* EXERCISE:
Return each line of the listing below, unchanged, and omit the images.

*** DATA PROVIDED Section Begins ***

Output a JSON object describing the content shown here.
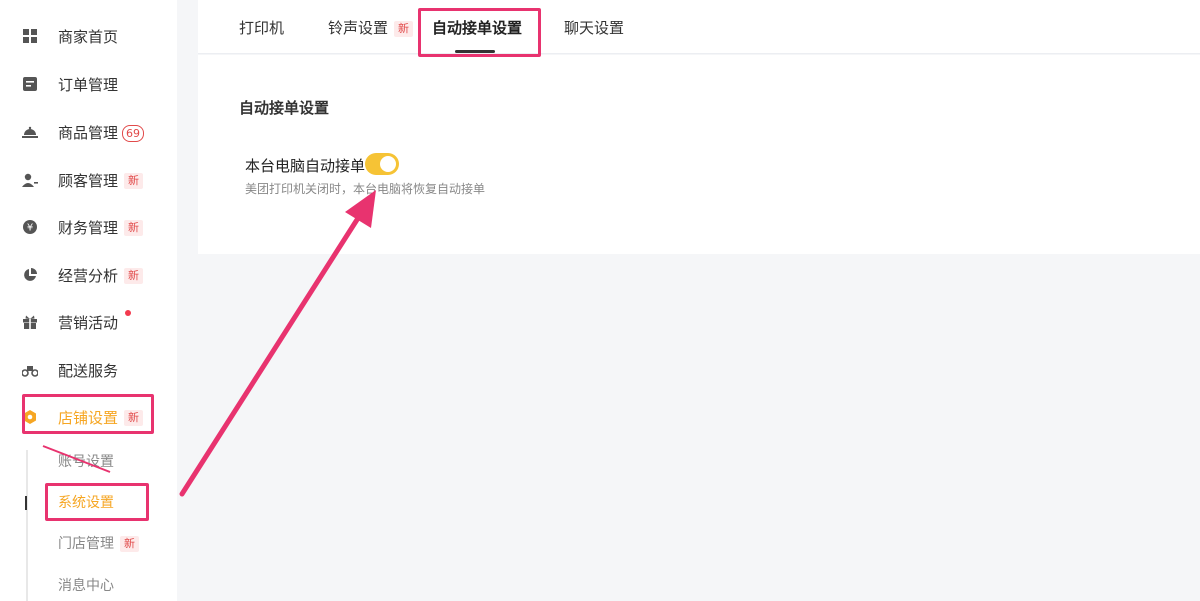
{
  "sidebar": {
    "items": [
      {
        "label": "商家首页",
        "icon": "dashboard-icon"
      },
      {
        "label": "订单管理",
        "icon": "order-icon"
      },
      {
        "label": "商品管理",
        "icon": "goods-icon",
        "count": "69"
      },
      {
        "label": "顾客管理",
        "icon": "customer-icon",
        "badge": "新"
      },
      {
        "label": "财务管理",
        "icon": "finance-icon",
        "badge": "新"
      },
      {
        "label": "经营分析",
        "icon": "analysis-icon",
        "badge": "新"
      },
      {
        "label": "营销活动",
        "icon": "gift-icon"
      },
      {
        "label": "配送服务",
        "icon": "delivery-icon"
      },
      {
        "label": "店铺设置",
        "icon": "store-settings-icon",
        "badge": "新"
      }
    ],
    "sub_items": [
      {
        "label": "账号设置"
      },
      {
        "label": "系统设置"
      },
      {
        "label": "门店管理",
        "badge": "新"
      },
      {
        "label": "消息中心"
      }
    ]
  },
  "tabs": [
    {
      "label": "打印机"
    },
    {
      "label": "铃声设置",
      "badge": "新"
    },
    {
      "label": "自动接单设置"
    },
    {
      "label": "聊天设置"
    }
  ],
  "content": {
    "section_title": "自动接单设置",
    "toggle_label": "本台电脑自动接单",
    "toggle_on": true,
    "hint": "美团打印机关闭时，本台电脑将恢复自动接单"
  },
  "colors": {
    "accent": "#f6a623",
    "toggle": "#f6c335",
    "badge_red": "#e14a4a",
    "highlight": "#e8336f"
  }
}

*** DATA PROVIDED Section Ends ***

* EXPECTED ANSWER:
Output a JSON object describing the content shown here.
{
  "sidebar": {
    "items": [
      {
        "label": "商家首页",
        "icon": "dashboard-icon"
      },
      {
        "label": "订单管理",
        "icon": "order-icon"
      },
      {
        "label": "商品管理",
        "icon": "goods-icon",
        "count": "69"
      },
      {
        "label": "顾客管理",
        "icon": "customer-icon",
        "badge": "新"
      },
      {
        "label": "财务管理",
        "icon": "finance-icon",
        "badge": "新"
      },
      {
        "label": "经营分析",
        "icon": "analysis-icon",
        "badge": "新"
      },
      {
        "label": "营销活动",
        "icon": "gift-icon"
      },
      {
        "label": "配送服务",
        "icon": "delivery-icon"
      },
      {
        "label": "店铺设置",
        "icon": "store-settings-icon",
        "badge": "新"
      }
    ],
    "sub_items": [
      {
        "label": "账号设置"
      },
      {
        "label": "系统设置"
      },
      {
        "label": "门店管理",
        "badge": "新"
      },
      {
        "label": "消息中心"
      }
    ]
  },
  "tabs": [
    {
      "label": "打印机"
    },
    {
      "label": "铃声设置",
      "badge": "新"
    },
    {
      "label": "自动接单设置"
    },
    {
      "label": "聊天设置"
    }
  ],
  "content": {
    "section_title": "自动接单设置",
    "toggle_label": "本台电脑自动接单",
    "toggle_on": true,
    "hint": "美团打印机关闭时，本台电脑将恢复自动接单"
  },
  "colors": {
    "accent": "#f6a623",
    "toggle": "#f6c335",
    "badge_red": "#e14a4a",
    "highlight": "#e8336f"
  }
}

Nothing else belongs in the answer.